Mossialos was talking to the Greek radio station 'Real' and replying to concerns raised by the chairman of the privatisations fund about the advisability of pressing ahead at a time when stock markets throughout the world but especially in Athens appeared to be plummeting.
"We will monitor what developments there are and sales are not always based on stock market value. The privatisation agreements can be broader. Different, alternative models can also be used," Mossialos said.
One such alternative method would be to take the future stock market worth into account and in the future ask for part of the stock market worth of a company that is privatised, he added.
The spokesman said that the government planned to announce new measures to combat unemployment next week, while the education ministry was preparing modifications to the programmes for vocational training.
He said the changes would move in the direction of certifying vocational training schools and giving subsidies directly to students, rather than the owners of the centres, so that the students could then choose where they would go. In addition to current vocational training schools, the government also hopes to bring universities and technological education institutes into this area.
Mossialos noted that the envisioned programmes amounted to some three billion euro and would provide some relief but this would only be temporary unless the underlying economy made a real change.

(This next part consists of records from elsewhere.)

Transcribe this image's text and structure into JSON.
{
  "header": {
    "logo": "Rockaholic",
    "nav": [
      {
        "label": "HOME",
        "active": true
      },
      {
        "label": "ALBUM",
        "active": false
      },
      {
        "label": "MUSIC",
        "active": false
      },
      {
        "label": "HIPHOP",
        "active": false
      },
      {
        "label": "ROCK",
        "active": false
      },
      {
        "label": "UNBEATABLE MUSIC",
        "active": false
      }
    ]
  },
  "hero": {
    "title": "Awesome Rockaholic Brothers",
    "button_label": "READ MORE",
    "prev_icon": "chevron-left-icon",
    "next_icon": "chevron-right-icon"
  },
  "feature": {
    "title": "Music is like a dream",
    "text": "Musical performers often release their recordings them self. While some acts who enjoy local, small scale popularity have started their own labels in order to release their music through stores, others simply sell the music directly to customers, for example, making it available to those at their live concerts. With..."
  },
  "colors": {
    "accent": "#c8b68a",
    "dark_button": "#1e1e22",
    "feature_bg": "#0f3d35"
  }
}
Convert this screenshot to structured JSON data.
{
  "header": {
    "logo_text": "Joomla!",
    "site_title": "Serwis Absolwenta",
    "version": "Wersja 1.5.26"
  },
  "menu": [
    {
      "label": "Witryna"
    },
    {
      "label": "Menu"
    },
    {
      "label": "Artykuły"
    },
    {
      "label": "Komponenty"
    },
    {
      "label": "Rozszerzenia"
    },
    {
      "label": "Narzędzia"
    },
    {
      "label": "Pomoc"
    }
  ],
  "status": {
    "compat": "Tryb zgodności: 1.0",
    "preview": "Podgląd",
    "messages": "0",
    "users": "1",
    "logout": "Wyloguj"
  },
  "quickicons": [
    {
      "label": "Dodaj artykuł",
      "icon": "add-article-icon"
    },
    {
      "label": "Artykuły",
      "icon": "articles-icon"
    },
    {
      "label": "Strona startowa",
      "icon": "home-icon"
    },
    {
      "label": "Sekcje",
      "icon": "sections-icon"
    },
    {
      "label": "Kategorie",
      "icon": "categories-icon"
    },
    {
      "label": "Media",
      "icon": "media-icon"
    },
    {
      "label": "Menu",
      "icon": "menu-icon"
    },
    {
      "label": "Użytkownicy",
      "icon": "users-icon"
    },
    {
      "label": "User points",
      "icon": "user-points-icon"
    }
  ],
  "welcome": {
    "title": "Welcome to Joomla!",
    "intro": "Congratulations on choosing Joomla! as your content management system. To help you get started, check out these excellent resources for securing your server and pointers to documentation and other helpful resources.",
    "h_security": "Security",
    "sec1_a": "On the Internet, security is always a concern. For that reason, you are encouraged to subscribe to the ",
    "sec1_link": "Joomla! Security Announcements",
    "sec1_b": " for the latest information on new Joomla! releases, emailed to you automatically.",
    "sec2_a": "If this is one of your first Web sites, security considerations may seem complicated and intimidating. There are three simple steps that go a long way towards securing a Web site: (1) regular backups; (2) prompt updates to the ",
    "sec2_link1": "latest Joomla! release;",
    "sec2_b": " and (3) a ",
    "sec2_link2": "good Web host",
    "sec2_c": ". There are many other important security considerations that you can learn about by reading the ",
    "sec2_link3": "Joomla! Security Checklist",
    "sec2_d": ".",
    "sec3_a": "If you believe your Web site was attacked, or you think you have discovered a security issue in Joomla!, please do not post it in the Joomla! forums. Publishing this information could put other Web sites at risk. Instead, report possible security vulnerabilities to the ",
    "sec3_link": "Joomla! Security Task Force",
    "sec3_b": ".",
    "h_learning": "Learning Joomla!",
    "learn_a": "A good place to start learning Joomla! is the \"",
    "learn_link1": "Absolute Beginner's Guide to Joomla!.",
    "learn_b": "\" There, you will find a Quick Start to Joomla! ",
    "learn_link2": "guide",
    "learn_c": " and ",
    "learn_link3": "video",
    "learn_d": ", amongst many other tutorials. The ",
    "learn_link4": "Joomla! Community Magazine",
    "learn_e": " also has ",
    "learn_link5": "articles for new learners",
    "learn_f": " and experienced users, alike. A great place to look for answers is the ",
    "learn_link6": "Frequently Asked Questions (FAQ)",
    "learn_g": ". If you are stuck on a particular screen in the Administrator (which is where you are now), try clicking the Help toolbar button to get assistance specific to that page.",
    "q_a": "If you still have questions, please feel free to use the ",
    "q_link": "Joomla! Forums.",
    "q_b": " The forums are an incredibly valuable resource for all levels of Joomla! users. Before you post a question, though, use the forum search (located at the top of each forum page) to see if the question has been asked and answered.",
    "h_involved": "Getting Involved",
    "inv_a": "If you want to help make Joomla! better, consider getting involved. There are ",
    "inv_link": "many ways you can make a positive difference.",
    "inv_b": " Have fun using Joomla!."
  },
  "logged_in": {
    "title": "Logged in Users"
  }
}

"If the productive model of the country does not change then we cannot talk about real growth," he added.